Which lines of the data below include the string "label"? Return each of them.

───

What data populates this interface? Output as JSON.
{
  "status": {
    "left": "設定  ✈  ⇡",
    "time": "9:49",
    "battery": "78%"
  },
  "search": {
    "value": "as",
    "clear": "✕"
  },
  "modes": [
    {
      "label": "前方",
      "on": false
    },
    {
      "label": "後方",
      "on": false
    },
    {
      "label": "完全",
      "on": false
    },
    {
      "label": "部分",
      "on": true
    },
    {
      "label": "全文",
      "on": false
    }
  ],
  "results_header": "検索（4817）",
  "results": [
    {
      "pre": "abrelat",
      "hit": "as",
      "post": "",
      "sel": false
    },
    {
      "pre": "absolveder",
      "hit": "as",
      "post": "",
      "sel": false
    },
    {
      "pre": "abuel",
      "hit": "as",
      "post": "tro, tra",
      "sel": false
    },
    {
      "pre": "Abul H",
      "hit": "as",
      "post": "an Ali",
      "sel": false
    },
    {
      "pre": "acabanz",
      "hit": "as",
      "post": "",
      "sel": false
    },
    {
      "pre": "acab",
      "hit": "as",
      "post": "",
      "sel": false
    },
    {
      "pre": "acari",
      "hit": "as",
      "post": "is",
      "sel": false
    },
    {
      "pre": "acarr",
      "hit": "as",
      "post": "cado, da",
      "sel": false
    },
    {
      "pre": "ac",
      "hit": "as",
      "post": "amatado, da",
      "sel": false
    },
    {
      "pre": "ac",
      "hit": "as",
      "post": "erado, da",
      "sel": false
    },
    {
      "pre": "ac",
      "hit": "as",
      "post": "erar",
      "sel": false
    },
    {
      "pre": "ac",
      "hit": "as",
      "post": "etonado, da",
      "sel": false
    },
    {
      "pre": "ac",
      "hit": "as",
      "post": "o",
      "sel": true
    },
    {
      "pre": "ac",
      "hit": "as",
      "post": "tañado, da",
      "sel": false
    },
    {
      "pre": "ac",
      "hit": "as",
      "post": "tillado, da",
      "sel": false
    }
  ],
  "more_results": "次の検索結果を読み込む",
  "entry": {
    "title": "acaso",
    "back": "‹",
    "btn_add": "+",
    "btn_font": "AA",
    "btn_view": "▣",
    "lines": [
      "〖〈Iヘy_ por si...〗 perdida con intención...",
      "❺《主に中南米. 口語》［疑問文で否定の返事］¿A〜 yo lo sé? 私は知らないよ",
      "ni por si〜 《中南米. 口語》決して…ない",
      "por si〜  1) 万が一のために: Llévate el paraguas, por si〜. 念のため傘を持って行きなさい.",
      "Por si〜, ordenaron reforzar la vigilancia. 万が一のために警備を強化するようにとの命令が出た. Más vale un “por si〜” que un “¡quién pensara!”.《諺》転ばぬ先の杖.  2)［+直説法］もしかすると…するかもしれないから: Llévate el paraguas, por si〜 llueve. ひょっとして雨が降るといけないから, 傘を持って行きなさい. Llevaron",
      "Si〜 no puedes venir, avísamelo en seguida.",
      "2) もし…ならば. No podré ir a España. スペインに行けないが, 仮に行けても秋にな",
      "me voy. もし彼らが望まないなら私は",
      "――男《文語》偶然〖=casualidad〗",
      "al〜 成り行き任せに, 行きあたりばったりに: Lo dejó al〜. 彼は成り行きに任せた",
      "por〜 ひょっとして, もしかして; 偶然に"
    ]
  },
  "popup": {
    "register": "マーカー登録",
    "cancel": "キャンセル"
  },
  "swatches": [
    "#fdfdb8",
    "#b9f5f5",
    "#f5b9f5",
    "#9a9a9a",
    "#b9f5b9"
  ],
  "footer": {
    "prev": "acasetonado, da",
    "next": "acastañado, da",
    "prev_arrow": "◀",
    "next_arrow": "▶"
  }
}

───

**Response to the task**:
      "label": "前方",
      "label": "後方",
      "label": "完全",
      "label": "部分",
      "label": "全文",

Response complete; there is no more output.